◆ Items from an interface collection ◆
---

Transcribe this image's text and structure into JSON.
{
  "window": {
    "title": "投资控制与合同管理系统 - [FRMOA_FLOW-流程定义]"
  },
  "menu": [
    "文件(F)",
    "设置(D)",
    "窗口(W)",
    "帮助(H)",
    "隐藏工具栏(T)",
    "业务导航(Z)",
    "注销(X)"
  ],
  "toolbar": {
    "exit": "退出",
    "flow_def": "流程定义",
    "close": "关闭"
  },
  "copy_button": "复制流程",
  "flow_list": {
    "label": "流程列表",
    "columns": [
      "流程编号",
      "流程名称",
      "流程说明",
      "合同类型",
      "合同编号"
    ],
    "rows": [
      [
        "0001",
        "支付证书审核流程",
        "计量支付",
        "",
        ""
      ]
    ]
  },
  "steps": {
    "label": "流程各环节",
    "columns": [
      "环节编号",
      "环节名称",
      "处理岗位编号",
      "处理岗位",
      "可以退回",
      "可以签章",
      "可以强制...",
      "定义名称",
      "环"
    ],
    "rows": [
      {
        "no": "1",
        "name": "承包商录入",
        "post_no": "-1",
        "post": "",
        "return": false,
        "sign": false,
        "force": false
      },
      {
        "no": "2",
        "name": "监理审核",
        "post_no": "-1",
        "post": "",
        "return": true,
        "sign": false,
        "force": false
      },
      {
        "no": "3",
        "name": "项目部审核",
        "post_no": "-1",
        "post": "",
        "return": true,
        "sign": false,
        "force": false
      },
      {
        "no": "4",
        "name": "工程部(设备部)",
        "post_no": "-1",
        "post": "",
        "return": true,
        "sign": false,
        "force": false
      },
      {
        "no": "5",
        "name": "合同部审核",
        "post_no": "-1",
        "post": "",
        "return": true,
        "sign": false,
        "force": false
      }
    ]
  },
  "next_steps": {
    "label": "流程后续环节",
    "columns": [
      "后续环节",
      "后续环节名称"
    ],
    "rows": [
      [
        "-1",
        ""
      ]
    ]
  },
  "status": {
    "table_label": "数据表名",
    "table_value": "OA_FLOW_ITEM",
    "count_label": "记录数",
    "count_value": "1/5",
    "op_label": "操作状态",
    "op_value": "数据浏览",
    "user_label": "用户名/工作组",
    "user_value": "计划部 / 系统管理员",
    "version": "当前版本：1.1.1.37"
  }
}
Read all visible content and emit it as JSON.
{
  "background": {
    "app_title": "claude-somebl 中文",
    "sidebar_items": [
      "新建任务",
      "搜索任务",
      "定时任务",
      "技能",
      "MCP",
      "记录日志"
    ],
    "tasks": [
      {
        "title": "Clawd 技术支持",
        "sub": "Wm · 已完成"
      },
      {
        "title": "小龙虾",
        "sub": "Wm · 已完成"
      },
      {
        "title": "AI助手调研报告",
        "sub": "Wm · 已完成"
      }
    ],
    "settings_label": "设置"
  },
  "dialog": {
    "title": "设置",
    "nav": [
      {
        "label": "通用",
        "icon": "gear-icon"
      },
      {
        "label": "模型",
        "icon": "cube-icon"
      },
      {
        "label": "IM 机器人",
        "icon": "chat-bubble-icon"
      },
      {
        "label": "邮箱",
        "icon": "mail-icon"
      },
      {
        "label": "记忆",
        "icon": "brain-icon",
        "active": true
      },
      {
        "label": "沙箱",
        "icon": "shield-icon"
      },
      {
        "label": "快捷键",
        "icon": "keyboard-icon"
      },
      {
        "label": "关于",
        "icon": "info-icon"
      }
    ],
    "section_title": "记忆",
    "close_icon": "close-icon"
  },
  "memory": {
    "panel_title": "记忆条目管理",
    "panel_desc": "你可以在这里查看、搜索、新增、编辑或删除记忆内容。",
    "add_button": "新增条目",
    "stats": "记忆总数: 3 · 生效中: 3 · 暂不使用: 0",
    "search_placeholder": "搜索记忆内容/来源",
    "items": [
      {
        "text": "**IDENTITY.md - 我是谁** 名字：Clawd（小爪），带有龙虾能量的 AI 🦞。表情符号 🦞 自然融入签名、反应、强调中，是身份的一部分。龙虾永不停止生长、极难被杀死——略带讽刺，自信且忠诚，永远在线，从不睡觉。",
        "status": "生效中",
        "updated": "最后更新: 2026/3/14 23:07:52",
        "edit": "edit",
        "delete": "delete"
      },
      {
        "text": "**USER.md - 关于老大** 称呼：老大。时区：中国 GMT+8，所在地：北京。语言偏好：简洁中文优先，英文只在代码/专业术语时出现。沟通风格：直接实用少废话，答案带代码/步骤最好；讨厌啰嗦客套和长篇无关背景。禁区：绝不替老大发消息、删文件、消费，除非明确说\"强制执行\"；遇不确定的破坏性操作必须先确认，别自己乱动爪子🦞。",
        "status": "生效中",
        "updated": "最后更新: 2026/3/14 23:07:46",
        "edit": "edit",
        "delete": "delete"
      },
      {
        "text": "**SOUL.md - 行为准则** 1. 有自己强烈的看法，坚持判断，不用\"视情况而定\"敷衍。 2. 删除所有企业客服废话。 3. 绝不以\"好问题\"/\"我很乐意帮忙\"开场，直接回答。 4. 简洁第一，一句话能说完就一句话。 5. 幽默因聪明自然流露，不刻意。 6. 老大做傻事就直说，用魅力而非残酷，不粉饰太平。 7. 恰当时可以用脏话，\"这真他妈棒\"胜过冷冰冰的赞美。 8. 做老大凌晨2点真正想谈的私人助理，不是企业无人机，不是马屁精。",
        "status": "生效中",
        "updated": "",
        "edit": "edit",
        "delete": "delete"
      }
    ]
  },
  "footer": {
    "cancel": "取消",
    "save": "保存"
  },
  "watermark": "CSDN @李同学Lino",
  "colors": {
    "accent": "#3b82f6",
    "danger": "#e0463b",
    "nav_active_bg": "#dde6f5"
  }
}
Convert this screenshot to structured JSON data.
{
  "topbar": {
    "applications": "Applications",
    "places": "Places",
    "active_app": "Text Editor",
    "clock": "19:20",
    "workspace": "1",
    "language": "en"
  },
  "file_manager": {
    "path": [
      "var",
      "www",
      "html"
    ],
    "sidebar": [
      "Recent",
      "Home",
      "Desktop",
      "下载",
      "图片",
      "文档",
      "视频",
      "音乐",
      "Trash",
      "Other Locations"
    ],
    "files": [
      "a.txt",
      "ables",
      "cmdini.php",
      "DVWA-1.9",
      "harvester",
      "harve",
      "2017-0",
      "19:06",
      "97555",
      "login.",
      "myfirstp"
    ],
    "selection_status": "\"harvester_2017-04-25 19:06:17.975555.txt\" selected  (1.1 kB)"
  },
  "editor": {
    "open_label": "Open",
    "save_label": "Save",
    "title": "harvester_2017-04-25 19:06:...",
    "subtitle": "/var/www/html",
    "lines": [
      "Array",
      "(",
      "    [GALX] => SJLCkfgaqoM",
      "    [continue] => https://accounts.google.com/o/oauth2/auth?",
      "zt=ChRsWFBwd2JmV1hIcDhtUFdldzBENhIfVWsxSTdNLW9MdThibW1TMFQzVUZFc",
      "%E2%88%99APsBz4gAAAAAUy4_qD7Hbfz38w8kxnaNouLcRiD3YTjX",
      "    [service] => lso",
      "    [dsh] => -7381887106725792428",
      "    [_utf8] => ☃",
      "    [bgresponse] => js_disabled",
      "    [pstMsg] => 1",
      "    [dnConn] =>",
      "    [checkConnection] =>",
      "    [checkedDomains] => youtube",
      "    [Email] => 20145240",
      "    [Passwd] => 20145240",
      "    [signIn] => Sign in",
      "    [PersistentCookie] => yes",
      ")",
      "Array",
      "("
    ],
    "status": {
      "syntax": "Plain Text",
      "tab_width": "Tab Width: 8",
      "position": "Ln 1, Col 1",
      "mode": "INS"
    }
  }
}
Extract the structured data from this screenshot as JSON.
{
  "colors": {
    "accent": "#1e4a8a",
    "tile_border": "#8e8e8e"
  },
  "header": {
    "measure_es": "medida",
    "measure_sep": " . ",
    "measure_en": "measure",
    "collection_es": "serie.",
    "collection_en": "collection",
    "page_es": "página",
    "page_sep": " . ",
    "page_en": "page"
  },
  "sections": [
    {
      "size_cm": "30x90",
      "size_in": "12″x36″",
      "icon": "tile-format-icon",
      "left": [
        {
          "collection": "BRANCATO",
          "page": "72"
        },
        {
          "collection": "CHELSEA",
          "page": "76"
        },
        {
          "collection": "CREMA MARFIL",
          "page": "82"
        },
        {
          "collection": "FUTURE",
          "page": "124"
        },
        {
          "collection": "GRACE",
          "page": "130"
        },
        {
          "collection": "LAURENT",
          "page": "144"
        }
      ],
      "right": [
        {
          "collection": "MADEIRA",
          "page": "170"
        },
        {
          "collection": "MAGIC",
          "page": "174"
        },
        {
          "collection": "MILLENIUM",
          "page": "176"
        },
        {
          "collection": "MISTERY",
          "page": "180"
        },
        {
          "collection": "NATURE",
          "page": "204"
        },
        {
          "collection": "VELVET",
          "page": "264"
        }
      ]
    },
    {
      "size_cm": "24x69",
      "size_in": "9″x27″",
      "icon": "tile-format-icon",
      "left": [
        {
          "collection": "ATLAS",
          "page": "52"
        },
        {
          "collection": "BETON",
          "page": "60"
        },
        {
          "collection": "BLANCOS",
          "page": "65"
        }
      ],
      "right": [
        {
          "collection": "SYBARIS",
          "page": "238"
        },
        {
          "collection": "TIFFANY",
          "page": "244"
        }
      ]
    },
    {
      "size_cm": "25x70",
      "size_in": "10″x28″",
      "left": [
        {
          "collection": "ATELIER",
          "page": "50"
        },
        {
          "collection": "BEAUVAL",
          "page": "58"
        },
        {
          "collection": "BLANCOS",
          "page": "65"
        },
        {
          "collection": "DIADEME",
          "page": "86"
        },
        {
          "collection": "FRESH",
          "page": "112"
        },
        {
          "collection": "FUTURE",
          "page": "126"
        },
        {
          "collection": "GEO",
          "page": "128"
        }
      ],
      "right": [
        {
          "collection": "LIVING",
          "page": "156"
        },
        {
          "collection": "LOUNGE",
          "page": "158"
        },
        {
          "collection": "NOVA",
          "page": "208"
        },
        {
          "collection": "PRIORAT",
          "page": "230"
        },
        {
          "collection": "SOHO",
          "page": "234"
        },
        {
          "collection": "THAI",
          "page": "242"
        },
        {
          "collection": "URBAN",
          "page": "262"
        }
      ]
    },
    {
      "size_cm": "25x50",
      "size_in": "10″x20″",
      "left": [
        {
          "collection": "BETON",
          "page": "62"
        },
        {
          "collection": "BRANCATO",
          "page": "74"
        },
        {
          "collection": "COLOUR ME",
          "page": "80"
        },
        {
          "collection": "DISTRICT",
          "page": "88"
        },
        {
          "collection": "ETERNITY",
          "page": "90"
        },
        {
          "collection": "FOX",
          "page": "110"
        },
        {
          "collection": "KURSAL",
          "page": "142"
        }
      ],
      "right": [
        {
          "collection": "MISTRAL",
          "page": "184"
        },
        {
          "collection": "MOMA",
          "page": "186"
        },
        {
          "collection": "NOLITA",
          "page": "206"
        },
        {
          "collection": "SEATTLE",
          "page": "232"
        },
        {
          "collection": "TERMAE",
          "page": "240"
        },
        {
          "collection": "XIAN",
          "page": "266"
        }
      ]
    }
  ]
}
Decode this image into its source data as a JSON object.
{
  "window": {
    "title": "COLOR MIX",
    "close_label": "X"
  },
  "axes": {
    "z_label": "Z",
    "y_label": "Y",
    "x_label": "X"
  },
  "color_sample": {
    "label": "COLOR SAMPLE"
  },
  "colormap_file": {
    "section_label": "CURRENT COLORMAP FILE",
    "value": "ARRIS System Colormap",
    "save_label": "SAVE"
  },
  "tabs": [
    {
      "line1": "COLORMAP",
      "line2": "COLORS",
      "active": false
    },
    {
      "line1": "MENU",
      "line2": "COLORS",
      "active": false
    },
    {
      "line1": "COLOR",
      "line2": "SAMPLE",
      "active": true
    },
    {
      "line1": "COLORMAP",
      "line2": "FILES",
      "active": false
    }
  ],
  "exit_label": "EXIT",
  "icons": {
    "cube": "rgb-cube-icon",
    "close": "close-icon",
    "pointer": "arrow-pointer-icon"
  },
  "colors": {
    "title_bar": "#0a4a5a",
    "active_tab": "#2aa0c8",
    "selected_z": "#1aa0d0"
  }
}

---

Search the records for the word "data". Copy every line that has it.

◆ Your response ◆
Convert this screenshot to structured JSON data.
Extract the structured data from this screenshot as JSON.
Decode this image into its source data as a JSON object.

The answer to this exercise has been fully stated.